LISTED RECORDS.
---------------

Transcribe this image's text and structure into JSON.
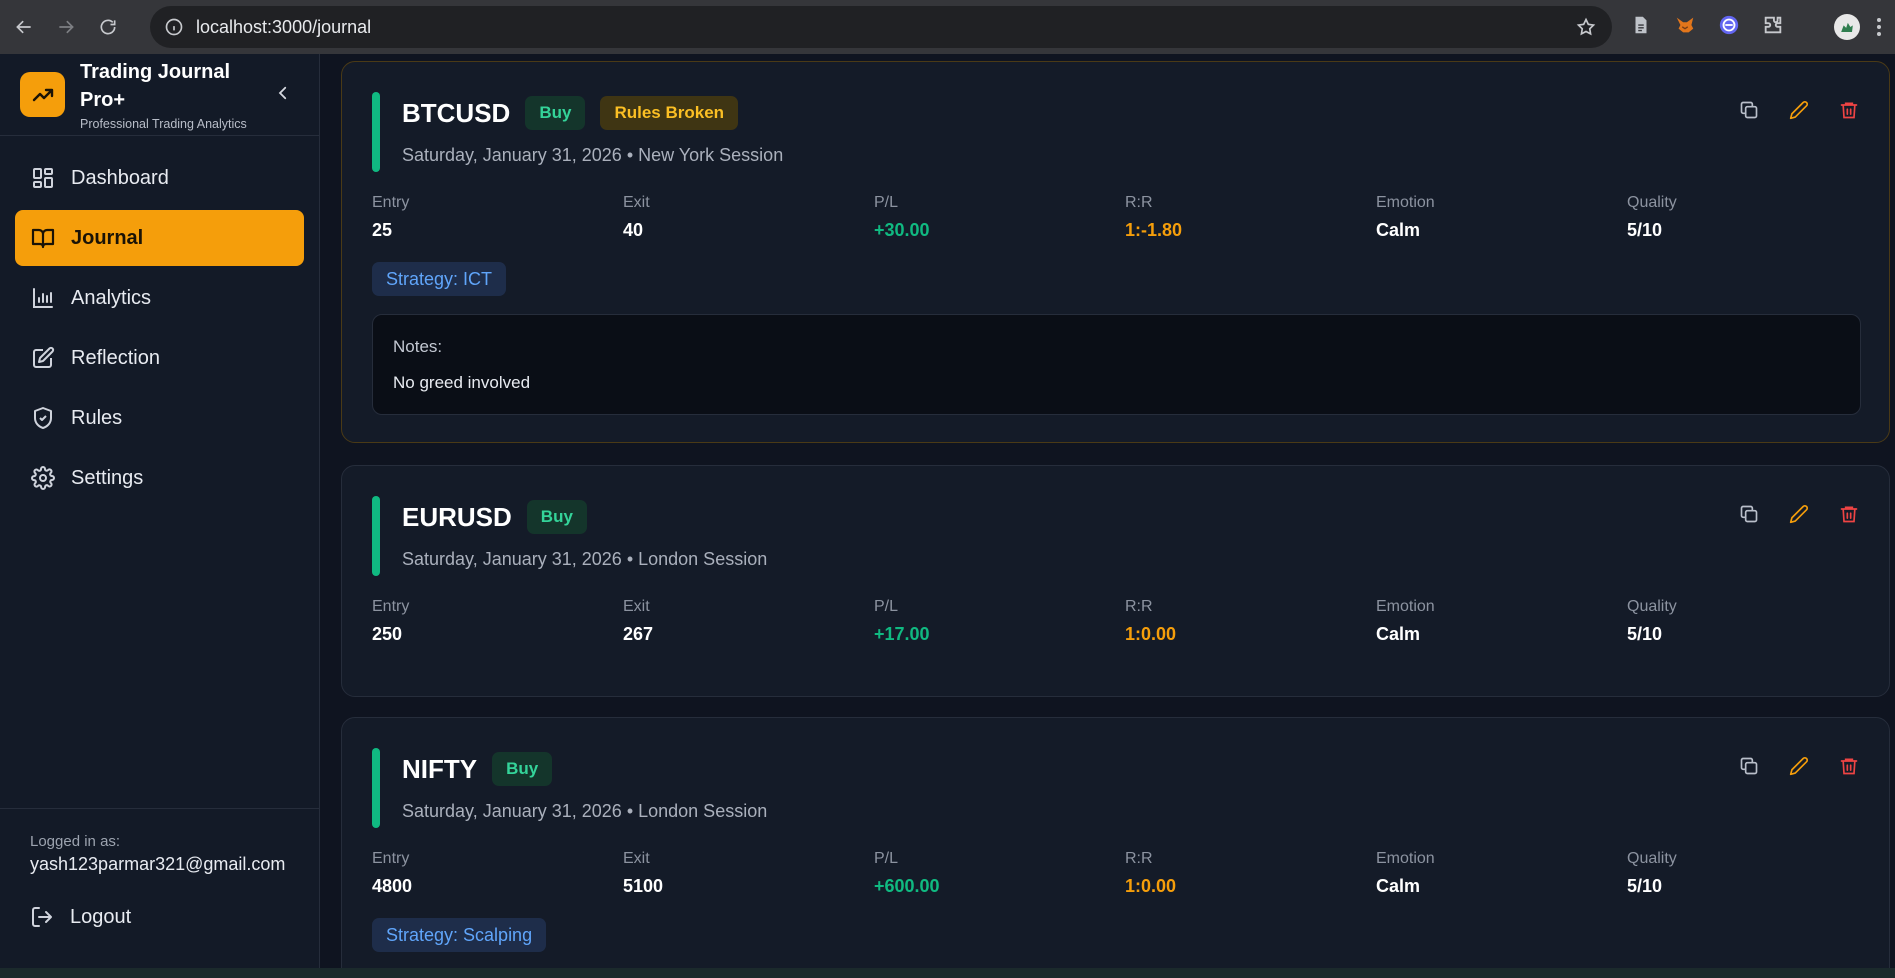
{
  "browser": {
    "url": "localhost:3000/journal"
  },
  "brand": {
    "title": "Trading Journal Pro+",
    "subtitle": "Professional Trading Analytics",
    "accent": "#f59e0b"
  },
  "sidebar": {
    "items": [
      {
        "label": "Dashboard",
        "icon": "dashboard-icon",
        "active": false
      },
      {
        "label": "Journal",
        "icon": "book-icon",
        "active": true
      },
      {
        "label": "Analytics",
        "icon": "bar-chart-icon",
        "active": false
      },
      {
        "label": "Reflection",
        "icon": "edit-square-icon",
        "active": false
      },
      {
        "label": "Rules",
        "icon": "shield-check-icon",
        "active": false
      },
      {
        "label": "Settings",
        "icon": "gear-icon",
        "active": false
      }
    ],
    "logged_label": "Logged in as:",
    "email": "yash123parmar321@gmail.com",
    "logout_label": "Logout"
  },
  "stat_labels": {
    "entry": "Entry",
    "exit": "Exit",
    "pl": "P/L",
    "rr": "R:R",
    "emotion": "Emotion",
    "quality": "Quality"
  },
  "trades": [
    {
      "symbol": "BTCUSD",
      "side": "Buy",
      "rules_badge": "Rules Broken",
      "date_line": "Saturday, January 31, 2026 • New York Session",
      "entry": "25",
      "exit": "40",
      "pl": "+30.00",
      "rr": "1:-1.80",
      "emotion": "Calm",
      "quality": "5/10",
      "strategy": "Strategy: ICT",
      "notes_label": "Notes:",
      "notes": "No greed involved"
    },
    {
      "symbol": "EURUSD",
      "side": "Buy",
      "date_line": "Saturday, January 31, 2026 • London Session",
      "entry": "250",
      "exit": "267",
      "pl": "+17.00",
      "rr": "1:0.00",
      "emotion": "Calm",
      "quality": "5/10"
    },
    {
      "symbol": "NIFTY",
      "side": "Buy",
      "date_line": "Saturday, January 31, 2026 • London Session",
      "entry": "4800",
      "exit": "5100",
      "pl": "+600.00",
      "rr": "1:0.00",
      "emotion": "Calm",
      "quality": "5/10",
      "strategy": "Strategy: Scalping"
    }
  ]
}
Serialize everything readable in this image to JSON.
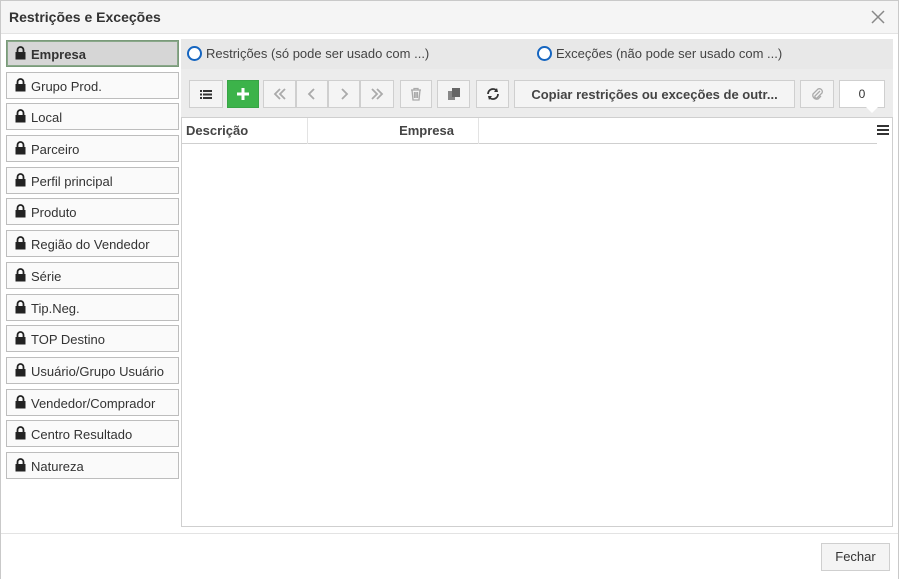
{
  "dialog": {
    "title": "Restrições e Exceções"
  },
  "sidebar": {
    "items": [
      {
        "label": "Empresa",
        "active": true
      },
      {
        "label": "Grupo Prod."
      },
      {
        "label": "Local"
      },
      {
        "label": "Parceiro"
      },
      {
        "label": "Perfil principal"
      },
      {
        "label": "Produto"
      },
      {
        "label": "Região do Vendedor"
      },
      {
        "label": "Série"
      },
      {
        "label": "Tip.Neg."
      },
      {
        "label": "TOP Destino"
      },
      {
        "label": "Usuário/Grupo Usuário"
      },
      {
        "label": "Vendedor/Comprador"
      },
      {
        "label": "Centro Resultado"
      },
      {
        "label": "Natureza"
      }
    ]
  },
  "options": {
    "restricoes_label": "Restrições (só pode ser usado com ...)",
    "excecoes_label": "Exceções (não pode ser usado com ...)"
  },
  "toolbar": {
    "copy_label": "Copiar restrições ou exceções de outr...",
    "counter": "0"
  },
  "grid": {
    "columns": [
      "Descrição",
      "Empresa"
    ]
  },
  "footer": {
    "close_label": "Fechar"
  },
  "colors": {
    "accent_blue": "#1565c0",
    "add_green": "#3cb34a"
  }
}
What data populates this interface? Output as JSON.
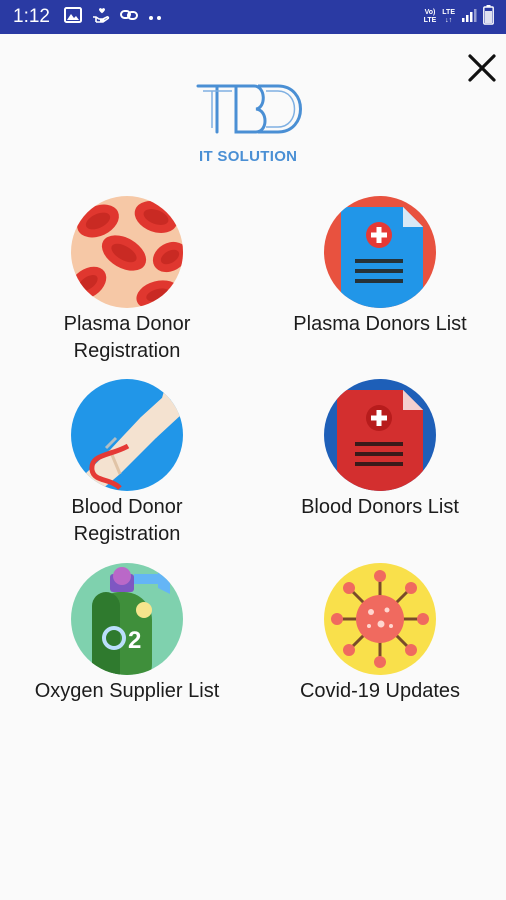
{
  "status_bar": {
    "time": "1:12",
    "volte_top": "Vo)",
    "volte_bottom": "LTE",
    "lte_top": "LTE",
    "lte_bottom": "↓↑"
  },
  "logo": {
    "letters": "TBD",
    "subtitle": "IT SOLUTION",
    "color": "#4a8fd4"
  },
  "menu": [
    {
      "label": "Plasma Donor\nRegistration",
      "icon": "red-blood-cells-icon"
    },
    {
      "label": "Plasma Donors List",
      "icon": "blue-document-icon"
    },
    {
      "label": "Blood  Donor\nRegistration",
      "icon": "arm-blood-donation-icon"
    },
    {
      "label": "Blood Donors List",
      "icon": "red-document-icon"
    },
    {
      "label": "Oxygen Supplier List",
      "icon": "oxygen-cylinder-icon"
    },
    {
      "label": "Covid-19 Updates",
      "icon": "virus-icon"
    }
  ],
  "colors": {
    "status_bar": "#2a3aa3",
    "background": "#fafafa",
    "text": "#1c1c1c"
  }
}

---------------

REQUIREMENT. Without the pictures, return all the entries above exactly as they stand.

SOLVED PROBLEM.
Transcribe this image's text and structure into JSON.
{
  "browser": {
    "url": "localhost:3000/journal"
  },
  "brand": {
    "title": "Trading Journal Pro+",
    "subtitle": "Professional Trading Analytics",
    "accent": "#f59e0b"
  },
  "sidebar": {
    "items": [
      {
        "label": "Dashboard",
        "icon": "dashboard-icon",
        "active": false
      },
      {
        "label": "Journal",
        "icon": "book-icon",
        "active": true
      },
      {
        "label": "Analytics",
        "icon": "bar-chart-icon",
        "active": false
      },
      {
        "label": "Reflection",
        "icon": "edit-square-icon",
        "active": false
      },
      {
        "label": "Rules",
        "icon": "shield-check-icon",
        "active": false
      },
      {
        "label": "Settings",
        "icon": "gear-icon",
        "active": false
      }
    ],
    "logged_label": "Logged in as:",
    "email": "yash123parmar321@gmail.com",
    "logout_label": "Logout"
  },
  "stat_labels": {
    "entry": "Entry",
    "exit": "Exit",
    "pl": "P/L",
    "rr": "R:R",
    "emotion": "Emotion",
    "quality": "Quality"
  },
  "trades": [
    {
      "symbol": "BTCUSD",
      "side": "Buy",
      "rules_badge": "Rules Broken",
      "date_line": "Saturday, January 31, 2026 • New York Session",
      "entry": "25",
      "exit": "40",
      "pl": "+30.00",
      "rr": "1:-1.80",
      "emotion": "Calm",
      "quality": "5/10",
      "strategy": "Strategy: ICT",
      "notes_label": "Notes:",
      "notes": "No greed involved"
    },
    {
      "symbol": "EURUSD",
      "side": "Buy",
      "date_line": "Saturday, January 31, 2026 • London Session",
      "entry": "250",
      "exit": "267",
      "pl": "+17.00",
      "rr": "1:0.00",
      "emotion": "Calm",
      "quality": "5/10"
    },
    {
      "symbol": "NIFTY",
      "side": "Buy",
      "date_line": "Saturday, January 31, 2026 • London Session",
      "entry": "4800",
      "exit": "5100",
      "pl": "+600.00",
      "rr": "1:0.00",
      "emotion": "Calm",
      "quality": "5/10",
      "strategy": "Strategy: Scalping"
    }
  ]
}
Serialize everything readable in this image to JSON.
{
  "dialog": {
    "title": "Restrições e Exceções"
  },
  "sidebar": {
    "items": [
      {
        "label": "Empresa",
        "active": true
      },
      {
        "label": "Grupo Prod."
      },
      {
        "label": "Local"
      },
      {
        "label": "Parceiro"
      },
      {
        "label": "Perfil principal"
      },
      {
        "label": "Produto"
      },
      {
        "label": "Região do Vendedor"
      },
      {
        "label": "Série"
      },
      {
        "label": "Tip.Neg."
      },
      {
        "label": "TOP Destino"
      },
      {
        "label": "Usuário/Grupo Usuário"
      },
      {
        "label": "Vendedor/Comprador"
      },
      {
        "label": "Centro Resultado"
      },
      {
        "label": "Natureza"
      }
    ]
  },
  "options": {
    "restricoes_label": "Restrições (só pode ser usado com ...)",
    "excecoes_label": "Exceções (não pode ser usado com ...)"
  },
  "toolbar": {
    "copy_label": "Copiar restrições ou exceções de outr...",
    "counter": "0"
  },
  "grid": {
    "columns": [
      "Descrição",
      "Empresa"
    ]
  },
  "footer": {
    "close_label": "Fechar"
  },
  "colors": {
    "accent_blue": "#1565c0",
    "add_green": "#3cb34a"
  }
}
What data populates this interface? Output as JSON.
{
  "status_bar": {
    "time": "1:12",
    "volte_top": "Vo)",
    "volte_bottom": "LTE",
    "lte_top": "LTE",
    "lte_bottom": "↓↑"
  },
  "logo": {
    "letters": "TBD",
    "subtitle": "IT SOLUTION",
    "color": "#4a8fd4"
  },
  "menu": [
    {
      "label": "Plasma Donor\nRegistration",
      "icon": "red-blood-cells-icon"
    },
    {
      "label": "Plasma Donors List",
      "icon": "blue-document-icon"
    },
    {
      "label": "Blood  Donor\nRegistration",
      "icon": "arm-blood-donation-icon"
    },
    {
      "label": "Blood Donors List",
      "icon": "red-document-icon"
    },
    {
      "label": "Oxygen Supplier List",
      "icon": "oxygen-cylinder-icon"
    },
    {
      "label": "Covid-19 Updates",
      "icon": "virus-icon"
    }
  ],
  "colors": {
    "status_bar": "#2a3aa3",
    "background": "#fafafa",
    "text": "#1c1c1c"
  }
}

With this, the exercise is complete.